>>>
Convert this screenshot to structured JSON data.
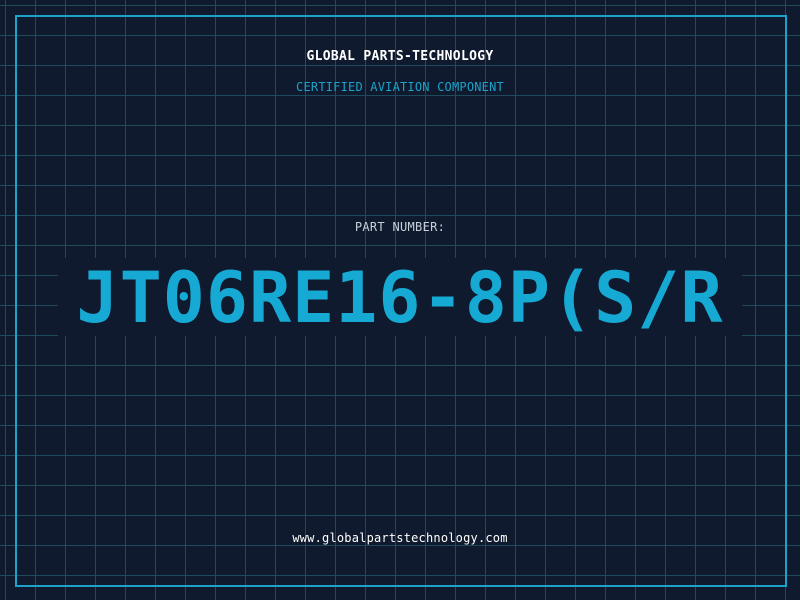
{
  "header": {
    "company": "GLOBAL PARTS-TECHNOLOGY",
    "tagline": "CERTIFIED AVIATION COMPONENT"
  },
  "part": {
    "label": "PART NUMBER:",
    "number": "JT06RE16-8P(S/R"
  },
  "footer": {
    "website": "www.globalpartstechnology.com"
  },
  "colors": {
    "background": "#101a2e",
    "grid": "#1d4a5c",
    "accent": "#1ba3c9",
    "text_light": "#ffffff"
  }
}
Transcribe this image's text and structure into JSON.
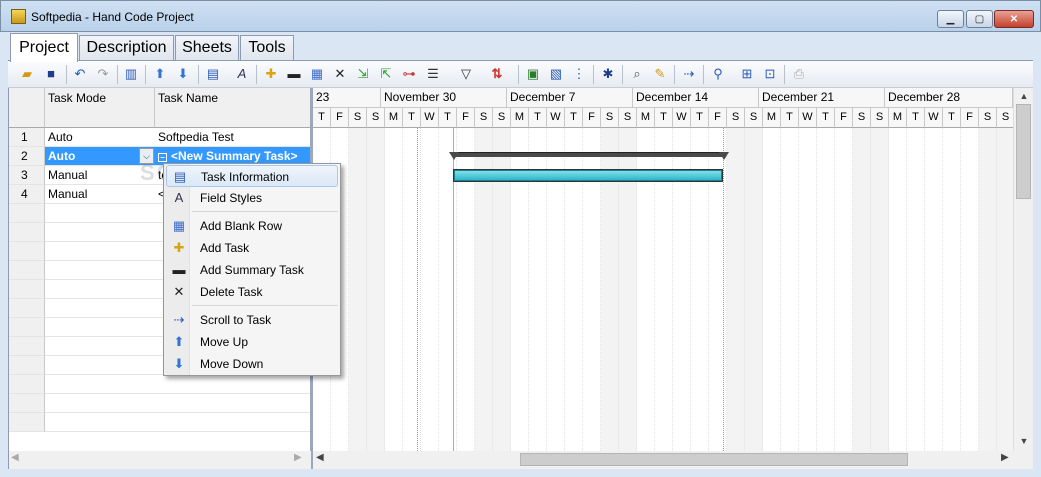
{
  "window": {
    "title": "Softpedia - Hand Code Project",
    "controls": {
      "minimize": "▁",
      "maximize": "▢",
      "close": "✕"
    }
  },
  "tabs": [
    {
      "label": "Project",
      "active": true
    },
    {
      "label": "Description"
    },
    {
      "label": "Sheets"
    },
    {
      "label": "Tools"
    }
  ],
  "toolbar": {
    "icons": [
      "open-folder-icon",
      "save-icon",
      "undo-icon",
      "redo-icon",
      "columns-icon",
      "move-up-icon",
      "move-down-icon",
      "task-information-icon",
      "field-styles-icon",
      "add-task-icon",
      "add-summary-task-icon",
      "add-blank-row-icon",
      "delete-task-icon",
      "indent-icon",
      "outdent-icon",
      "link-tasks-icon",
      "view-dropdown-icon",
      "filter-dropdown-icon",
      "sort-dropdown-icon",
      "calendar-icon",
      "resources-icon",
      "critical-path-icon",
      "settings-icon",
      "find-icon",
      "highlight-icon",
      "scroll-to-task-icon",
      "zoom-icon",
      "zoom-fit-icon",
      "zoom-task-icon",
      "print-icon"
    ]
  },
  "grid": {
    "columns": [
      "Task Mode",
      "Task Name"
    ],
    "rows": [
      {
        "num": "1",
        "mode": "Auto",
        "name": "Softpedia Test"
      },
      {
        "num": "2",
        "mode": "Auto",
        "name": "<New Summary Task>",
        "selected": true
      },
      {
        "num": "3",
        "mode": "Manual",
        "name": "te"
      },
      {
        "num": "4",
        "mode": "Manual",
        "name": "<"
      }
    ]
  },
  "timeline": {
    "weeks": [
      "23",
      "November 30",
      "December 7",
      "December 14",
      "December 21",
      "December 28"
    ],
    "days": [
      "T",
      "F",
      "S",
      "S",
      "M",
      "T",
      "W",
      "T",
      "F",
      "S",
      "S",
      "M",
      "T",
      "W",
      "T",
      "F",
      "S",
      "S",
      "M",
      "T",
      "W",
      "T",
      "F",
      "S",
      "S",
      "M",
      "T",
      "W",
      "T",
      "F",
      "S",
      "S",
      "M",
      "T",
      "W",
      "T",
      "F",
      "S",
      "S",
      "M",
      "T",
      "W",
      "T",
      "F",
      "S"
    ]
  },
  "watermark": "SOFTPEDIA",
  "context_menu": [
    {
      "label": "Task Information",
      "icon": "task-information-icon",
      "highlighted": true
    },
    {
      "label": "Field Styles",
      "icon": "field-styles-icon"
    },
    {
      "separator": true
    },
    {
      "label": "Add Blank Row",
      "icon": "add-blank-row-icon"
    },
    {
      "label": "Add Task",
      "icon": "add-task-icon"
    },
    {
      "label": "Add Summary Task",
      "icon": "add-summary-task-icon"
    },
    {
      "label": "Delete Task",
      "icon": "delete-task-icon"
    },
    {
      "separator": true
    },
    {
      "label": "Scroll to Task",
      "icon": "scroll-to-task-icon"
    },
    {
      "label": "Move Up",
      "icon": "move-up-icon"
    },
    {
      "label": "Move Down",
      "icon": "move-down-icon"
    }
  ],
  "colors": {
    "accent": "#3399ff",
    "summary_bar": "#4a4a4a",
    "task_bar": "#3cc4d8",
    "today_line": "#f0a030"
  }
}
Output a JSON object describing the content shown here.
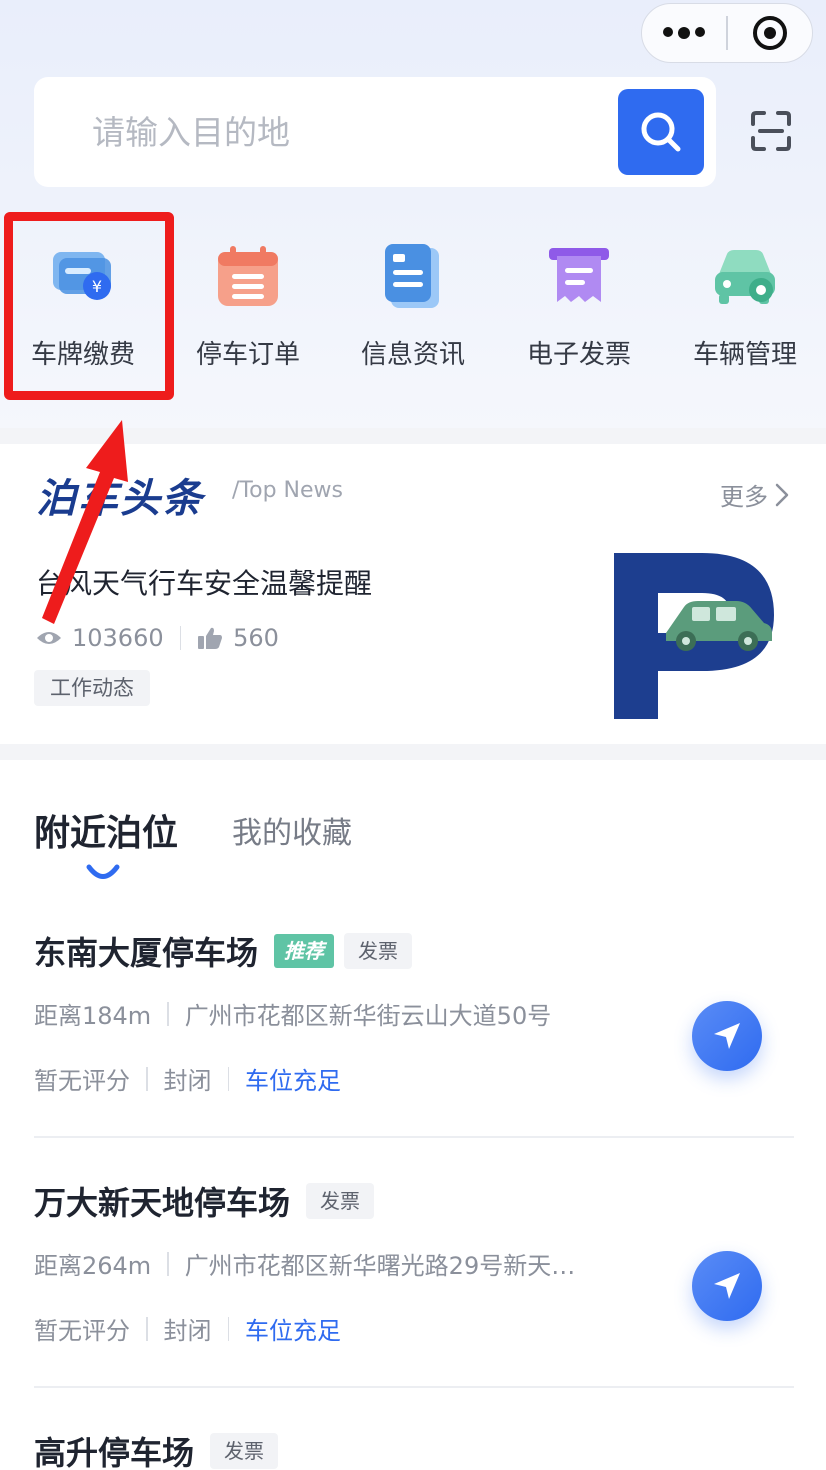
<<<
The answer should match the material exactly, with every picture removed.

Convert this screenshot to structured JSON data.
{
  "header": {
    "company": "GLOBAL PARTS-TECHNOLOGY",
    "tagline": "CERTIFIED AVIATION COMPONENT"
  },
  "part": {
    "label": "PART NUMBER:",
    "number": "JT06RE16-8P(S/R"
  },
  "footer": {
    "website": "www.globalpartstechnology.com"
  },
  "colors": {
    "background": "#101a2e",
    "grid": "#1d4a5c",
    "accent": "#1ba3c9",
    "text_light": "#ffffff"
  }
}
Transcribe this image's text and structure into JSON.
{
  "window": {
    "title": "Softpedia - Hand Code Project",
    "controls": {
      "minimize": "▁",
      "maximize": "▢",
      "close": "✕"
    }
  },
  "tabs": [
    {
      "label": "Project",
      "active": true
    },
    {
      "label": "Description"
    },
    {
      "label": "Sheets"
    },
    {
      "label": "Tools"
    }
  ],
  "toolbar": {
    "icons": [
      "open-folder-icon",
      "save-icon",
      "undo-icon",
      "redo-icon",
      "columns-icon",
      "move-up-icon",
      "move-down-icon",
      "task-information-icon",
      "field-styles-icon",
      "add-task-icon",
      "add-summary-task-icon",
      "add-blank-row-icon",
      "delete-task-icon",
      "indent-icon",
      "outdent-icon",
      "link-tasks-icon",
      "view-dropdown-icon",
      "filter-dropdown-icon",
      "sort-dropdown-icon",
      "calendar-icon",
      "resources-icon",
      "critical-path-icon",
      "settings-icon",
      "find-icon",
      "highlight-icon",
      "scroll-to-task-icon",
      "zoom-icon",
      "zoom-fit-icon",
      "zoom-task-icon",
      "print-icon"
    ]
  },
  "grid": {
    "columns": [
      "Task Mode",
      "Task Name"
    ],
    "rows": [
      {
        "num": "1",
        "mode": "Auto",
        "name": "Softpedia Test"
      },
      {
        "num": "2",
        "mode": "Auto",
        "name": "<New Summary Task>",
        "selected": true
      },
      {
        "num": "3",
        "mode": "Manual",
        "name": "te"
      },
      {
        "num": "4",
        "mode": "Manual",
        "name": "<"
      }
    ]
  },
  "timeline": {
    "weeks": [
      "23",
      "November 30",
      "December 7",
      "December 14",
      "December 21",
      "December 28"
    ],
    "days": [
      "T",
      "F",
      "S",
      "S",
      "M",
      "T",
      "W",
      "T",
      "F",
      "S",
      "S",
      "M",
      "T",
      "W",
      "T",
      "F",
      "S",
      "S",
      "M",
      "T",
      "W",
      "T",
      "F",
      "S",
      "S",
      "M",
      "T",
      "W",
      "T",
      "F",
      "S",
      "S",
      "M",
      "T",
      "W",
      "T",
      "F",
      "S",
      "S",
      "M",
      "T",
      "W",
      "T",
      "F",
      "S"
    ]
  },
  "watermark": "SOFTPEDIA",
  "context_menu": [
    {
      "label": "Task Information",
      "icon": "task-information-icon",
      "highlighted": true
    },
    {
      "label": "Field Styles",
      "icon": "field-styles-icon"
    },
    {
      "separator": true
    },
    {
      "label": "Add Blank Row",
      "icon": "add-blank-row-icon"
    },
    {
      "label": "Add Task",
      "icon": "add-task-icon"
    },
    {
      "label": "Add Summary Task",
      "icon": "add-summary-task-icon"
    },
    {
      "label": "Delete Task",
      "icon": "delete-task-icon"
    },
    {
      "separator": true
    },
    {
      "label": "Scroll to Task",
      "icon": "scroll-to-task-icon"
    },
    {
      "label": "Move Up",
      "icon": "move-up-icon"
    },
    {
      "label": "Move Down",
      "icon": "move-down-icon"
    }
  ],
  "colors": {
    "accent": "#3399ff",
    "summary_bar": "#4a4a4a",
    "task_bar": "#3cc4d8",
    "today_line": "#f0a030"
  }
}
Output a JSON object describing the content shown here.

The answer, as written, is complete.